(Reuters) - New figures about a watershed change to Wall Street's securities arbitration system are raising questions about a widely-held belief among consumer lawyers that arbitrators with ties to the industry can have bias against investors.
The figures, published this week by the securities industry-funded watchdog, showed investors in 2013 were as likely to win cases against brokerages when a Wall Street affiliated arbitrator hearing the case, as they were when arbitrators had no industry ties.
The Financial Industry Regulatory Authority (FINRA), which published the statistics, also runs the arbitration forum where investors must resolve legal disputes against brokerage firms.
Investors agree to the requirement when signing documents to open their brokerage accounts.
A FINRA rule change in 2011 eliminated a controversial requirement that one of the three arbitrators who hears investors' claims involving $100,000 or more must have securities industry affiliations.
That can mean anything from currently working in the industry to being an outside lawyer who advises the industry.
Investors can now choose between a panel that includes an arbitrator with industry ties or one composed of three "public arbitrators," who do not have industry affiliations but may have previously worked in the securities industry.
The 2013 data, compiled through last November, showed panels composed of three public arbitrators ordered brokerages to pay investors damages in 43 percent of cases that ended with a ruling.
Panels that included an arbitrator with industry ties awarded damages to investors in 44 percent.
"I'm not surprised that the results are similar," Jonathan Uretsky, a lawyer in New York who represents brokerages, said in an email. "Facts are facts, and law is law. The panel's composition won't change that."
The Public Investors Arbitration Bar Association (PIABA), a Norman, Oklahoma-based group of lawyers who represent investors, pushed for the change for roughly 20 years, saying industry ties can give rise to bias against investors and conflicts of interest, or the appearance of unfairness.
Those who support the requirement for one arbitrator with industry ties say they bring much-needed expertise to disputes that often involve complex financial dealings.
PIABA, however, is not backing down.
"The problems of the results go deeper than simply the removal of the industry arbitrator," said Jason Doss, the group's president and a lawyer in Marietta, Georgia.
The system is fundamentally unfair to investors if less than half of the cases that proceed through a hearing end with an award in their favor, Doss said.
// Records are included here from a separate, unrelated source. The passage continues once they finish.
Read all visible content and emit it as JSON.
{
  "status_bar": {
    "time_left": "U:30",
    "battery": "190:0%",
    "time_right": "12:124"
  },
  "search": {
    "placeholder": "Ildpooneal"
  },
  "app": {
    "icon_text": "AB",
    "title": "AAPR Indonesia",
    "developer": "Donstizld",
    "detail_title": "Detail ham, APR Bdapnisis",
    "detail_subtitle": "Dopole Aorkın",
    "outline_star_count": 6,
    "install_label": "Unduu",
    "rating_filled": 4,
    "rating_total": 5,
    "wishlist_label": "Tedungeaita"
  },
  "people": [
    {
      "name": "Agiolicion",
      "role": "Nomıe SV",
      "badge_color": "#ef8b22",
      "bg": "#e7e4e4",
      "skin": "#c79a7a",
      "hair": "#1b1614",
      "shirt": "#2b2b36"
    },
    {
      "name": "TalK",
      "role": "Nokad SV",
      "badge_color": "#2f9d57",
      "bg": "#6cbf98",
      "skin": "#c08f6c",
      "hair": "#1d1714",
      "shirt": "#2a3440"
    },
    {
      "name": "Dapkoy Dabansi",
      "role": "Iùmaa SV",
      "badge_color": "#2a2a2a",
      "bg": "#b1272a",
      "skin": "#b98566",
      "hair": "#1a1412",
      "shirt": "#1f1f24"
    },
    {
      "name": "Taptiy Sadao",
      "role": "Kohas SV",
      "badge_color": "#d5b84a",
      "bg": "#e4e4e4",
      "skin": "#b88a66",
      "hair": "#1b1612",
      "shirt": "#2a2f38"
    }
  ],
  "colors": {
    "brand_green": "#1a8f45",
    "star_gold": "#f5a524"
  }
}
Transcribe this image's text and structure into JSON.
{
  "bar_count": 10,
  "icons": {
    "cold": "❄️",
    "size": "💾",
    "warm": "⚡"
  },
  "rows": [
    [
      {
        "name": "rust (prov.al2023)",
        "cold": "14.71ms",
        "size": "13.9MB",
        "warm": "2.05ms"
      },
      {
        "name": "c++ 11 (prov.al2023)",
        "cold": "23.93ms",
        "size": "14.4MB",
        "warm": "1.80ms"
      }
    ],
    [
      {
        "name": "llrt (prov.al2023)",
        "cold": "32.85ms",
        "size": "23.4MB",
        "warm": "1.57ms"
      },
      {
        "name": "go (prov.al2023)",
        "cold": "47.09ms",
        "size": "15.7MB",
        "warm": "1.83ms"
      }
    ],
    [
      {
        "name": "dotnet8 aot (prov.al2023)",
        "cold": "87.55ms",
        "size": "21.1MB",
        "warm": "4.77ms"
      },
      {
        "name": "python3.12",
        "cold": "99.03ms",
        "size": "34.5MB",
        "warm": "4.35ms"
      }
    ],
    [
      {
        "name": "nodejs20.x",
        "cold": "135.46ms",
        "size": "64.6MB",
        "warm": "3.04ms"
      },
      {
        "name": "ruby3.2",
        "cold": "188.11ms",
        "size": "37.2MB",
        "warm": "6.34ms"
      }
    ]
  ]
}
What's more, brokerages are more inclined to settle cases heard by panels with three public arbitrators, said Doss. PIABA does not keep that data.
FINRA's figures covered 221 arbitration cases that proceeded to a final ruling last year, a fraction of the thousands filed annually by investors with the watchdog. Many cases settle or were not included because they involved smaller claims decided by solo arbitrators rather than a panel.
FINRA does not track the amounts investors requested compared to how much they received, as their demands may be unrealistic or change, said Linda Fienberg, who heads the watchdog's arbitration unit.
Investors who chose panels of all-public arbitrators also scored fewer wins in 2013 than in 2012. Those panels awarded damages to investors in 49 percent of cases in 2012, compared to 43 percent of cases in 2013.
However, the decline may be partly due to difficulties some attorneys may have had adjusting to the new rules.
Cases heard by all-public panels in the first year might have been brought by more experienced lawyers, who were more adept at requesting a public panel, Fienberg said.
The process was streamlined last year so investors can get all public panels simply by choosing from three lists of arbitrators that lawyers for both parties receive.
The data also showed arbitrators with industry ties are "perfectly able to be fair," Fienberg said.
Nonetheless, allowing investors to choose panels composed solely of public arbitrators was necessary to improve investors' perceptions about the process among investors, Fienberg said.
Lawyers who opposed eliminating the requirement for mandatory industry arbitrators say they found the results frustrating.
"We did all this to accommodate an all-public panel and for this year, it seems it didn't make a difference," said Marc Dobin, an arbitrator and lawyer in Jupiter, Florida who represents brokerages.
"What was this whole exercise in creating an all public panel for?"
Reporting by Suzanne Barlyn; Editing by Linda Stern and Sophie Hares